*WHAT YOU SHOULD DO*
If a line below contains the string "temps", return that line.

*DATASET ENTRIES*
________________

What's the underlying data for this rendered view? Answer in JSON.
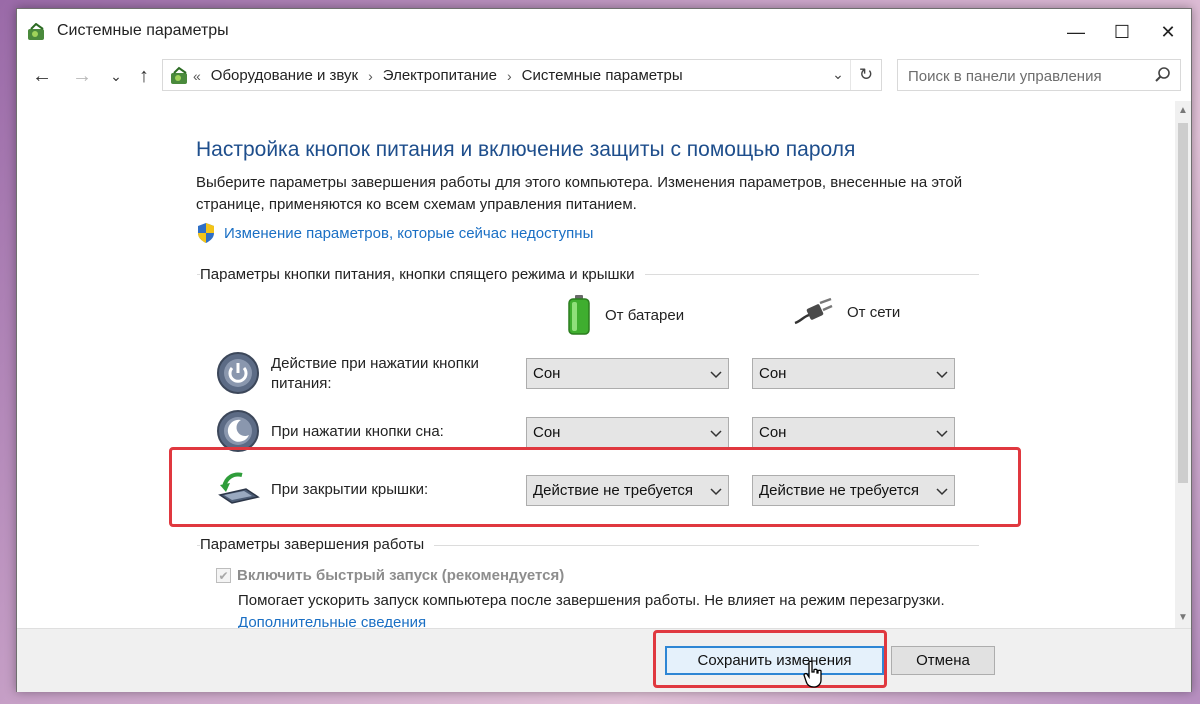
{
  "window": {
    "title": "Системные параметры",
    "controls": {
      "minimize": "—",
      "maximize": "☐",
      "close": "✕"
    }
  },
  "nav": {
    "back": "←",
    "forward": "→",
    "recent": "⌄",
    "up": "↑"
  },
  "address": {
    "overflow": "«",
    "breadcrumbs": [
      "Оборудование и звук",
      "Электропитание",
      "Системные параметры"
    ],
    "separator": "›"
  },
  "search": {
    "placeholder": "Поиск в панели управления"
  },
  "main": {
    "heading": "Настройка кнопок питания и включение защиты с помощью пароля",
    "description": "Выберите параметры завершения работы для этого компьютера. Изменения параметров, внесенные на этой странице, применяются ко всем схемам управления питанием.",
    "uac_link": "Изменение параметров, которые сейчас недоступны",
    "group1_label": "Параметры кнопки питания, кнопки спящего режима и крышки",
    "col_battery": "От батареи",
    "col_ac": "От сети",
    "rows": [
      {
        "label": "Действие при нажатии кнопки питания:",
        "battery": "Сон",
        "ac": "Сон"
      },
      {
        "label": "При нажатии кнопки сна:",
        "battery": "Сон",
        "ac": "Сон"
      },
      {
        "label": "При закрытии крышки:",
        "battery": "Действие не требуется",
        "ac": "Действие не требуется"
      }
    ],
    "group2_label": "Параметры завершения работы",
    "fast_startup": {
      "checked": true,
      "enabled": false,
      "label": "Включить быстрый запуск (рекомендуется)",
      "help": "Помогает ускорить запуск компьютера после завершения работы. Не влияет на режим перезагрузки.",
      "help_link": "Дополнительные сведения"
    }
  },
  "footer": {
    "save_label": "Сохранить изменения",
    "cancel_label": "Отмена"
  },
  "colors": {
    "heading": "#1e4e8c",
    "link": "#1a6fc4",
    "highlight": "#e0383f",
    "primary_border": "#2f86d4"
  }
}
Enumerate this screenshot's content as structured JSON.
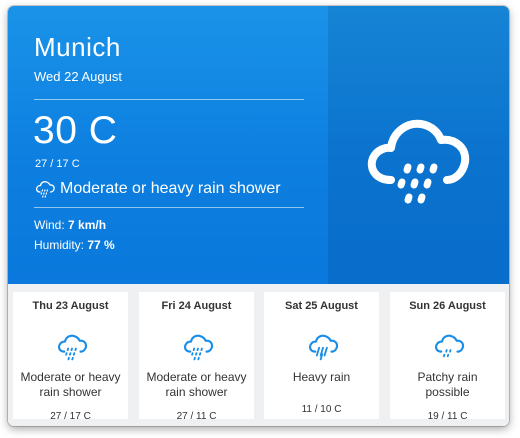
{
  "current": {
    "city": "Munich",
    "date": "Wed 22 August",
    "temperature": "30 C",
    "min_max": "27 / 17 C",
    "condition": "Moderate or heavy rain shower",
    "condition_icon": "rain-shower-cloud-icon",
    "wind_label": "Wind:",
    "wind_value": "7 km/h",
    "humidity_label": "Humidity:",
    "humidity_value": "77 %"
  },
  "forecast": [
    {
      "day": "Thu 23 August",
      "condition_line1": "Moderate or heavy",
      "condition_line2": "rain shower",
      "temps": "27 / 17 C",
      "icon": "rain-shower-cloud-icon"
    },
    {
      "day": "Fri 24 August",
      "condition_line1": "Moderate or heavy",
      "condition_line2": "rain shower",
      "temps": "27 / 11 C",
      "icon": "rain-shower-cloud-icon"
    },
    {
      "day": "Sat 25 August",
      "condition_line1": "Heavy rain",
      "condition_line2": "",
      "temps": "11 / 10 C",
      "icon": "heavy-rain-cloud-icon"
    },
    {
      "day": "Sun 26 August",
      "condition_line1": "Patchy rain",
      "condition_line2": "possible",
      "temps": "19 / 11 C",
      "icon": "patchy-rain-cloud-icon"
    }
  ],
  "colors": {
    "primary_blue": "#0d7fe0",
    "icon_blue": "#1a8ee6",
    "card_bg": "#ffffff",
    "strip_bg": "#eef0f2"
  }
}
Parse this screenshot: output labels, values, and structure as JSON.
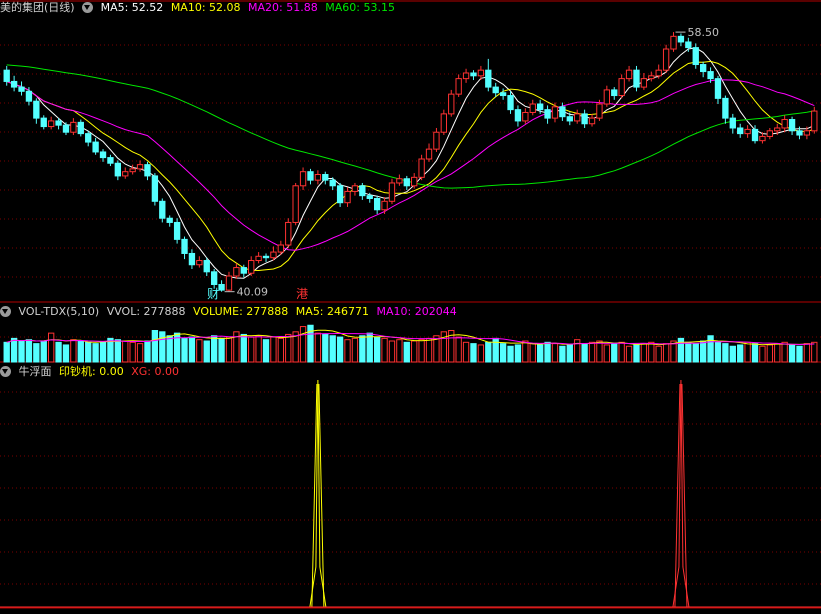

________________

*COMPLETED TASK*
      "temps": "27 / 17 C",
      "temps": "27 / 11 C",
      "temps": "11 / 10 C",
      "temps": "19 / 11 C",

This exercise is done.